SOURCE INFORMATION below:

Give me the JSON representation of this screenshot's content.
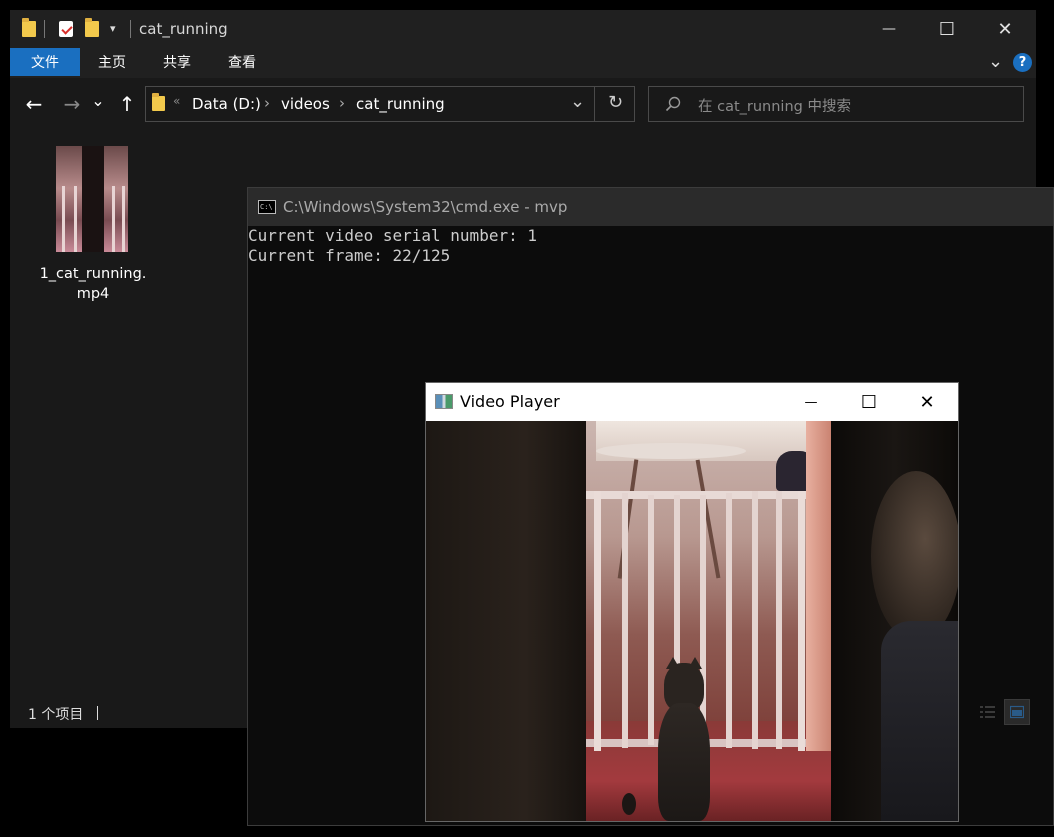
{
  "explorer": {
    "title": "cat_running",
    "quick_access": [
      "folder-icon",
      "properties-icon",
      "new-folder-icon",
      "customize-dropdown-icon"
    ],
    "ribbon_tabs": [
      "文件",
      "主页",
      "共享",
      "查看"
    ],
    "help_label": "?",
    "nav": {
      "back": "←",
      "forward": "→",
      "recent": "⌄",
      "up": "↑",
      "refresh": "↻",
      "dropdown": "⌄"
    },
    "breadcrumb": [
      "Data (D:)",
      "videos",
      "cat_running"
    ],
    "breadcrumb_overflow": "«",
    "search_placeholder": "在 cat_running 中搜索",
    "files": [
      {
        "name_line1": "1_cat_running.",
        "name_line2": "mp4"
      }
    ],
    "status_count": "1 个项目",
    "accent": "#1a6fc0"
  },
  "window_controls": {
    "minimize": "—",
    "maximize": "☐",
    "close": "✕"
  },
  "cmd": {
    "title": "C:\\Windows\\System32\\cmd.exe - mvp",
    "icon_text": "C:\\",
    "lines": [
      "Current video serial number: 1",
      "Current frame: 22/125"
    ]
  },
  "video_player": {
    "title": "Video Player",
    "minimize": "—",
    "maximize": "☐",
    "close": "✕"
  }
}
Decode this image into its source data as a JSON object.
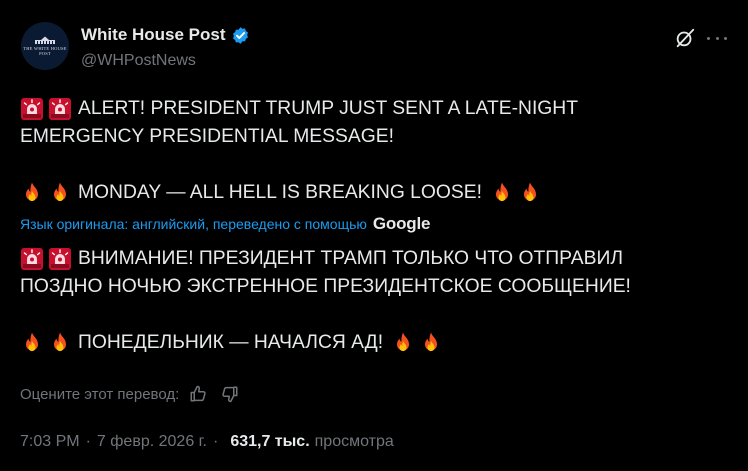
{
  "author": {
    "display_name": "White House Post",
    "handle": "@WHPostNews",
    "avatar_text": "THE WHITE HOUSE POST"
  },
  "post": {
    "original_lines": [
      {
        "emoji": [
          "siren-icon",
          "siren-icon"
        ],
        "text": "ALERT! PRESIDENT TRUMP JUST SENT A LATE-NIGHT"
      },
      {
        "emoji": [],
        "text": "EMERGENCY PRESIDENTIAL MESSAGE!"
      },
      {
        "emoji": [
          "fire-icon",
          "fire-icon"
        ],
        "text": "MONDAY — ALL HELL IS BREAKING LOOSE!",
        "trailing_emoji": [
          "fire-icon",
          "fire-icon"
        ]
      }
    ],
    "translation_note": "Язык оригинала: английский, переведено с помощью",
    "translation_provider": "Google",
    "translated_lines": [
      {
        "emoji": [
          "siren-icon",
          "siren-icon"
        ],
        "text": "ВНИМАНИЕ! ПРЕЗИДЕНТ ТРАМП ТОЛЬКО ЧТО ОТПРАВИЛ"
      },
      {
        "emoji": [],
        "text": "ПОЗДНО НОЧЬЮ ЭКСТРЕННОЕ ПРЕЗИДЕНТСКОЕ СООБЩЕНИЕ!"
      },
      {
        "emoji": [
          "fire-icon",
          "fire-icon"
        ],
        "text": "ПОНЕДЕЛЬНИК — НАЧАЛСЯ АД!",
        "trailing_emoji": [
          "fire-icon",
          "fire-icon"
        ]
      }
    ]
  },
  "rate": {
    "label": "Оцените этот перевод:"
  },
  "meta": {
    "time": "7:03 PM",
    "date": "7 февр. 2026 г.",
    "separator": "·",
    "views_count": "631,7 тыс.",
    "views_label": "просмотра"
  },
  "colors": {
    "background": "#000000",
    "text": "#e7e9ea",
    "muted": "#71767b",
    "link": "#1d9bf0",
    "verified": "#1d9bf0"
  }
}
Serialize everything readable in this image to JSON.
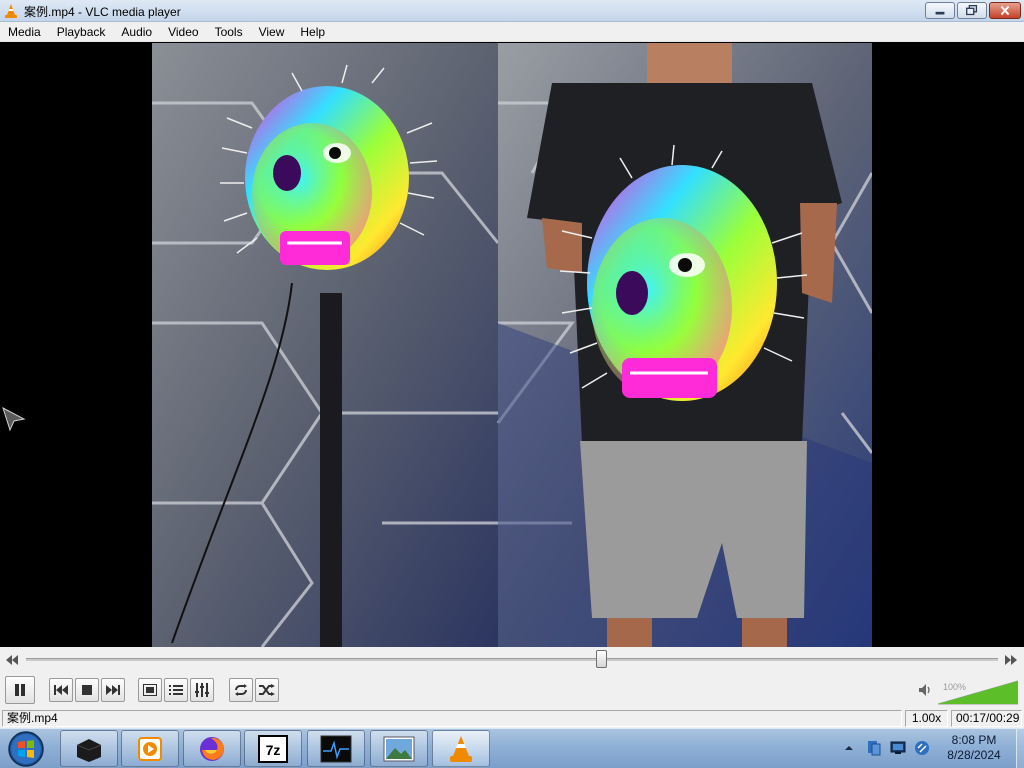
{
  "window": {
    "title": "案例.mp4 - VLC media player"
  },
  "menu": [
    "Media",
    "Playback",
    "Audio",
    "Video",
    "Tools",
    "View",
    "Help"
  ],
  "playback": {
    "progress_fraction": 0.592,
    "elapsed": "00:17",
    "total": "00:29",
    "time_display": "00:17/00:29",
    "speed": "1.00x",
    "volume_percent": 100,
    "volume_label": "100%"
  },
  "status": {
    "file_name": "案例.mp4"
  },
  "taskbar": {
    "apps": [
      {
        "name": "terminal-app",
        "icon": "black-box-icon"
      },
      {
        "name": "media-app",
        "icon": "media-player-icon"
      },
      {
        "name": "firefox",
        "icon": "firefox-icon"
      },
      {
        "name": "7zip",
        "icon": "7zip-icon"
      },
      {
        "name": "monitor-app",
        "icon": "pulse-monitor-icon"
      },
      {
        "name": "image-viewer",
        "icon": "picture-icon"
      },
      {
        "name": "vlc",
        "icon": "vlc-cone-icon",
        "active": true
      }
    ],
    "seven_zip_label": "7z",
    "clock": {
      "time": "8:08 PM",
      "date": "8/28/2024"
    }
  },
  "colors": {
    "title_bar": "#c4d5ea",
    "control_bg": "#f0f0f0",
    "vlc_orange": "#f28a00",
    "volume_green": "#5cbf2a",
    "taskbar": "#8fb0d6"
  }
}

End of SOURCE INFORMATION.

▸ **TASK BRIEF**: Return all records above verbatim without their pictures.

▸ **OUTPUT BELOW**:
Give me the JSON representation of this screenshot's content.
{
  "explorer": {
    "title": "cat_running",
    "quick_access": [
      "folder-icon",
      "properties-icon",
      "new-folder-icon",
      "customize-dropdown-icon"
    ],
    "ribbon_tabs": [
      "文件",
      "主页",
      "共享",
      "查看"
    ],
    "help_label": "?",
    "nav": {
      "back": "←",
      "forward": "→",
      "recent": "⌄",
      "up": "↑",
      "refresh": "↻",
      "dropdown": "⌄"
    },
    "breadcrumb": [
      "Data (D:)",
      "videos",
      "cat_running"
    ],
    "breadcrumb_overflow": "«",
    "search_placeholder": "在 cat_running 中搜索",
    "files": [
      {
        "name_line1": "1_cat_running.",
        "name_line2": "mp4"
      }
    ],
    "status_count": "1 个项目",
    "accent": "#1a6fc0"
  },
  "window_controls": {
    "minimize": "—",
    "maximize": "☐",
    "close": "✕"
  },
  "cmd": {
    "title": "C:\\Windows\\System32\\cmd.exe - mvp",
    "icon_text": "C:\\",
    "lines": [
      "Current video serial number: 1",
      "Current frame: 22/125"
    ]
  },
  "video_player": {
    "title": "Video Player",
    "minimize": "—",
    "maximize": "☐",
    "close": "✕"
  }
}
Decode this image into its source data as a JSON object.
{
  "author": {
    "display_name": "White House Post",
    "handle": "@WHPostNews",
    "avatar_text": "THE WHITE HOUSE POST"
  },
  "post": {
    "original_lines": [
      {
        "emoji": [
          "siren-icon",
          "siren-icon"
        ],
        "text": "ALERT! PRESIDENT TRUMP JUST SENT A LATE-NIGHT"
      },
      {
        "emoji": [],
        "text": "EMERGENCY PRESIDENTIAL MESSAGE!"
      },
      {
        "emoji": [
          "fire-icon",
          "fire-icon"
        ],
        "text": "MONDAY — ALL HELL IS BREAKING LOOSE!",
        "trailing_emoji": [
          "fire-icon",
          "fire-icon"
        ]
      }
    ],
    "translation_note": "Язык оригинала: английский, переведено с помощью",
    "translation_provider": "Google",
    "translated_lines": [
      {
        "emoji": [
          "siren-icon",
          "siren-icon"
        ],
        "text": "ВНИМАНИЕ! ПРЕЗИДЕНТ ТРАМП ТОЛЬКО ЧТО ОТПРАВИЛ"
      },
      {
        "emoji": [],
        "text": "ПОЗДНО НОЧЬЮ ЭКСТРЕННОЕ ПРЕЗИДЕНТСКОЕ СООБЩЕНИЕ!"
      },
      {
        "emoji": [
          "fire-icon",
          "fire-icon"
        ],
        "text": "ПОНЕДЕЛЬНИК — НАЧАЛСЯ АД!",
        "trailing_emoji": [
          "fire-icon",
          "fire-icon"
        ]
      }
    ]
  },
  "rate": {
    "label": "Оцените этот перевод:"
  },
  "meta": {
    "time": "7:03 PM",
    "date": "7 февр. 2026 г.",
    "separator": "·",
    "views_count": "631,7 тыс.",
    "views_label": "просмотра"
  },
  "colors": {
    "background": "#000000",
    "text": "#e7e9ea",
    "muted": "#71767b",
    "link": "#1d9bf0",
    "verified": "#1d9bf0"
  }
}
Serialize everything readable in this image to JSON.
{
  "window": {
    "title": "案例.mp4 - VLC media player"
  },
  "menu": [
    "Media",
    "Playback",
    "Audio",
    "Video",
    "Tools",
    "View",
    "Help"
  ],
  "playback": {
    "progress_fraction": 0.592,
    "elapsed": "00:17",
    "total": "00:29",
    "time_display": "00:17/00:29",
    "speed": "1.00x",
    "volume_percent": 100,
    "volume_label": "100%"
  },
  "status": {
    "file_name": "案例.mp4"
  },
  "taskbar": {
    "apps": [
      {
        "name": "terminal-app",
        "icon": "black-box-icon"
      },
      {
        "name": "media-app",
        "icon": "media-player-icon"
      },
      {
        "name": "firefox",
        "icon": "firefox-icon"
      },
      {
        "name": "7zip",
        "icon": "7zip-icon"
      },
      {
        "name": "monitor-app",
        "icon": "pulse-monitor-icon"
      },
      {
        "name": "image-viewer",
        "icon": "picture-icon"
      },
      {
        "name": "vlc",
        "icon": "vlc-cone-icon",
        "active": true
      }
    ],
    "seven_zip_label": "7z",
    "clock": {
      "time": "8:08 PM",
      "date": "8/28/2024"
    }
  },
  "colors": {
    "title_bar": "#c4d5ea",
    "control_bg": "#f0f0f0",
    "vlc_orange": "#f28a00",
    "volume_green": "#5cbf2a",
    "taskbar": "#8fb0d6"
  }
}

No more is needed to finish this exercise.